Anthony Centore, PhD

Anthony Centore, PhD, is Founder and Chair at Thriveworks — a counseling practice focused on premium client care, with 340+ locations across the US. Anthony is a Private Practice Consultant for the American Counseling Association, columnist for Counseling Today magazine, and author of "How to Thrive in Counseling Private Practice". He is a multistate Licensed Professional Counselor (LPC) and has been quoted in national media sources including The Boston Globe, the Chicago Tribune, and CBS Sunday Morning.

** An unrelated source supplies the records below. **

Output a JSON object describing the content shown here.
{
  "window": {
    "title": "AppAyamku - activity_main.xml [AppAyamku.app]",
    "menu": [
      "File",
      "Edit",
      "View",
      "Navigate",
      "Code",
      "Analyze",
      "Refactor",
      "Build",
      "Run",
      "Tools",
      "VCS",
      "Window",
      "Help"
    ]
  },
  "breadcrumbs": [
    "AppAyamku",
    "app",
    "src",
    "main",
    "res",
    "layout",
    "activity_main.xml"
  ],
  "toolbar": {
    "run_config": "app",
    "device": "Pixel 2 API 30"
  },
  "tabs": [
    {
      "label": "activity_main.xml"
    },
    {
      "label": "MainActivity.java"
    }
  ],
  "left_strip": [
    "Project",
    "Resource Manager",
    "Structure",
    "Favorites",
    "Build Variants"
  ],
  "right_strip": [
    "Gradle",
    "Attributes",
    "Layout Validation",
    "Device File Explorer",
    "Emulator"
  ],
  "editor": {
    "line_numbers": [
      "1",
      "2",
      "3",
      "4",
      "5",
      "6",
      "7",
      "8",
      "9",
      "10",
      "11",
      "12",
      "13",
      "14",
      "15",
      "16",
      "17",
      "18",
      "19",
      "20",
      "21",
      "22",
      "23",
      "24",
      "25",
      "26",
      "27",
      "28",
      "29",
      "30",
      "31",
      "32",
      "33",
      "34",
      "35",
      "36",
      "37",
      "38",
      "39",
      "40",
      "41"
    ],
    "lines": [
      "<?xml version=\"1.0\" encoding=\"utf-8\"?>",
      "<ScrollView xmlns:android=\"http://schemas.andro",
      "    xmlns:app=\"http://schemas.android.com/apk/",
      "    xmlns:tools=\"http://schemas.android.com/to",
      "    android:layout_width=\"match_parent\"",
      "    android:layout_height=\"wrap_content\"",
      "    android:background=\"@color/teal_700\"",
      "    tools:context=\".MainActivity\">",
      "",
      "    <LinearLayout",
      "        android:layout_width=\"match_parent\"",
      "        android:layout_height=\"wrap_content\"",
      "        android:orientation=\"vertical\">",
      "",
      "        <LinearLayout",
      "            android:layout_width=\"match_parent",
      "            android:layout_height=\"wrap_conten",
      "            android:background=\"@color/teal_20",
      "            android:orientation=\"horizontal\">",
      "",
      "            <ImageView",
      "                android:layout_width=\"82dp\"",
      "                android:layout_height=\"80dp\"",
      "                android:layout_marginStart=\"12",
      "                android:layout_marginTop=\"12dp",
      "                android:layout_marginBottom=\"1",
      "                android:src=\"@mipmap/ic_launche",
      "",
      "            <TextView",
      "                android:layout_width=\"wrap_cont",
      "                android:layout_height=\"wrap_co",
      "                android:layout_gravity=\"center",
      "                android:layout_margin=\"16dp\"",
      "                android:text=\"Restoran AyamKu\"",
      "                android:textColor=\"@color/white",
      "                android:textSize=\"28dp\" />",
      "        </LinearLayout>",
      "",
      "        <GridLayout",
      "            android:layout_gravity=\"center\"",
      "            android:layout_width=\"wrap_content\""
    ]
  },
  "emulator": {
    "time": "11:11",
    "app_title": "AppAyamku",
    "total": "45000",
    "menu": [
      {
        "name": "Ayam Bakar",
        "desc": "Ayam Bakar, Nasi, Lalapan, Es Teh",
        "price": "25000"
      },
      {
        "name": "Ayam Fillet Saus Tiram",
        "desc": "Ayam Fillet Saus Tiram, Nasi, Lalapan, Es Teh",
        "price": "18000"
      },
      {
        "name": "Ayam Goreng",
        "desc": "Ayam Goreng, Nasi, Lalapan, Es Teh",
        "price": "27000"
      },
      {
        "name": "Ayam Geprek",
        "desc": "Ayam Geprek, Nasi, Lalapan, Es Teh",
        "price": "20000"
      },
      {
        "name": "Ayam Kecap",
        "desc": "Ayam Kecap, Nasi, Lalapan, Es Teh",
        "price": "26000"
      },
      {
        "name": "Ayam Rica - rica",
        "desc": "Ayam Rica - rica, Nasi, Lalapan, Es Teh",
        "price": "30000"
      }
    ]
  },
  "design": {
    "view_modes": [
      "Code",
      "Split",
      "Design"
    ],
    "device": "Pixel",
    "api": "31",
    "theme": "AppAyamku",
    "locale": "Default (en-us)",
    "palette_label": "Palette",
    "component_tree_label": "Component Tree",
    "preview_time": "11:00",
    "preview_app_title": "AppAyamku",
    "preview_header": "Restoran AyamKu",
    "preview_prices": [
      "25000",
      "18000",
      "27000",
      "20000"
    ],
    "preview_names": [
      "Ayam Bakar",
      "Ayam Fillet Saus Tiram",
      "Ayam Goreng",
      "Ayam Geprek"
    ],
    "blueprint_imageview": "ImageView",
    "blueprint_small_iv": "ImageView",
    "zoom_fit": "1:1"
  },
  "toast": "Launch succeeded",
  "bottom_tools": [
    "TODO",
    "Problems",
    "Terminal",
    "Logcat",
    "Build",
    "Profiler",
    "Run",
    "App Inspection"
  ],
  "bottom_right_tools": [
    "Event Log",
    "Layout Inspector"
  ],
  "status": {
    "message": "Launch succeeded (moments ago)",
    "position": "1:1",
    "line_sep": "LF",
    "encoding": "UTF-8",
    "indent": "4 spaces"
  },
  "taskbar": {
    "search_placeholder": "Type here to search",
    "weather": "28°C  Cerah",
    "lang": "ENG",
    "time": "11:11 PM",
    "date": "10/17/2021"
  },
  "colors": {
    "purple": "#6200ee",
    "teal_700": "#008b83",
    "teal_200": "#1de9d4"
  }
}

Check out “Leaving Depression Behind: An Interactive, Choose Your Path Book” written by AJ Centore and Taylor Bennett."